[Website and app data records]
-- Opening Marker --

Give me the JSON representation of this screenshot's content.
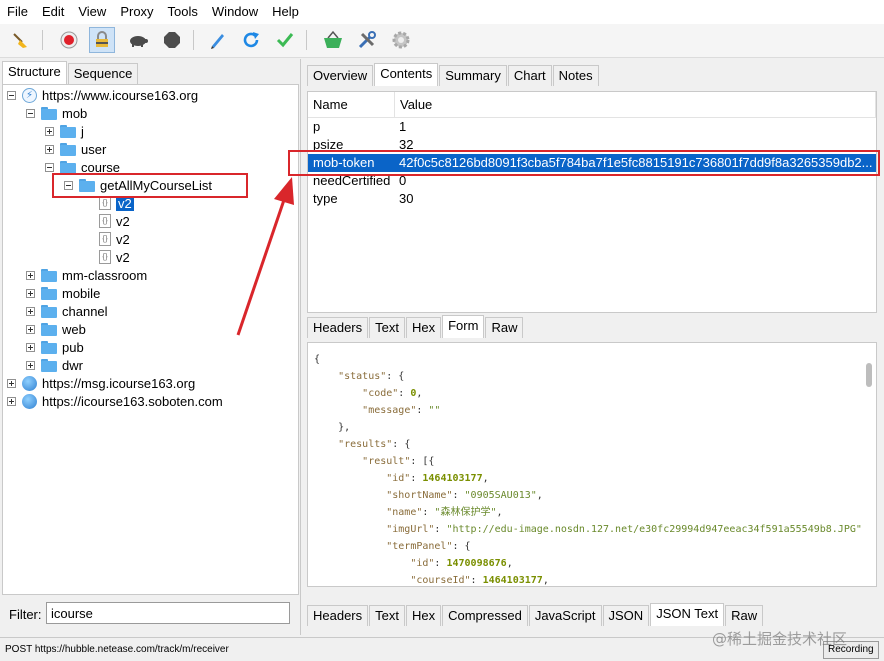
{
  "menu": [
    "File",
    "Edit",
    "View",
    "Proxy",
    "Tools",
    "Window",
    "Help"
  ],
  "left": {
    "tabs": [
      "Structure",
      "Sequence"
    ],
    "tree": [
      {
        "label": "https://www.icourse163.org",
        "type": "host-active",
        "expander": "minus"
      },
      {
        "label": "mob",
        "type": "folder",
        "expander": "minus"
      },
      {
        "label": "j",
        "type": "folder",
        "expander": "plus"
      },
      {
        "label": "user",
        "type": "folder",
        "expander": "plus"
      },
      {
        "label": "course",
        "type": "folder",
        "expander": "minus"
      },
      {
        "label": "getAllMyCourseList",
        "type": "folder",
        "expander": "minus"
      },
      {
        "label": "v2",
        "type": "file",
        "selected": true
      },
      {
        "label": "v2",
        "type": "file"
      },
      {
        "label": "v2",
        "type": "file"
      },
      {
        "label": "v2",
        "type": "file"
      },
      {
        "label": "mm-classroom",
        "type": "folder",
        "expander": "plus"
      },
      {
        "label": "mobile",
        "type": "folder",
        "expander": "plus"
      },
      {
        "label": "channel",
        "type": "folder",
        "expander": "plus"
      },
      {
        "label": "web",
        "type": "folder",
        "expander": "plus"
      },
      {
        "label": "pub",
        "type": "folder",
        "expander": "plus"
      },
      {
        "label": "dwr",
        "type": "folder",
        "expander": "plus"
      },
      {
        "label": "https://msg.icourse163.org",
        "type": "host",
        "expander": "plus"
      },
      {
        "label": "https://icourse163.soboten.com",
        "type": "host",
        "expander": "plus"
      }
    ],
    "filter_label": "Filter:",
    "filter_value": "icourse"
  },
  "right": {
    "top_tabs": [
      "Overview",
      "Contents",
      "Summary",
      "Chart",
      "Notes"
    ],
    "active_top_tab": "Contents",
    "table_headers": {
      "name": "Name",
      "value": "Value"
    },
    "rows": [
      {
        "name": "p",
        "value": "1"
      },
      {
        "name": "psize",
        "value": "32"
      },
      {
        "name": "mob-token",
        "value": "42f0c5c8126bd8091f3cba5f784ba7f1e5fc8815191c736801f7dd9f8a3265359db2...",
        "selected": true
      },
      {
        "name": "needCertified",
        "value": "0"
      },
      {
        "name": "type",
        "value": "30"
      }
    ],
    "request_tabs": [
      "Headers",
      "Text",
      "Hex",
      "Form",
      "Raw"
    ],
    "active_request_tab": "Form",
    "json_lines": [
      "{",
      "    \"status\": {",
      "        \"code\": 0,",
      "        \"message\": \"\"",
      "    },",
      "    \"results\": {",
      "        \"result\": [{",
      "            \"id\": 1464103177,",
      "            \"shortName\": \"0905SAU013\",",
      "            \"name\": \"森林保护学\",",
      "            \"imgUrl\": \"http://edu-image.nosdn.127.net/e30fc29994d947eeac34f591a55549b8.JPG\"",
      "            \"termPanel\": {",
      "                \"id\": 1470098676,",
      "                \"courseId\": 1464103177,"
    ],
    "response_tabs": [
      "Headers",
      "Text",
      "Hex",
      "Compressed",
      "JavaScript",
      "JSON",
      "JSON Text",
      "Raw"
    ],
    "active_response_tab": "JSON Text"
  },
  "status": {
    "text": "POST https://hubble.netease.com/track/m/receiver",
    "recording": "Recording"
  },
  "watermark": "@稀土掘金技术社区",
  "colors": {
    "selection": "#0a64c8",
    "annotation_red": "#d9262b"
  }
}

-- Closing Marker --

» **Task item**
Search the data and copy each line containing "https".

» **Worked solution**
        "label": "https://www.icourse163.org",
        "label": "https://msg.icourse163.org",
        "label": "https://icourse163.soboten.com",
    "text": "POST https://hubble.netease.com/track/m/receiver",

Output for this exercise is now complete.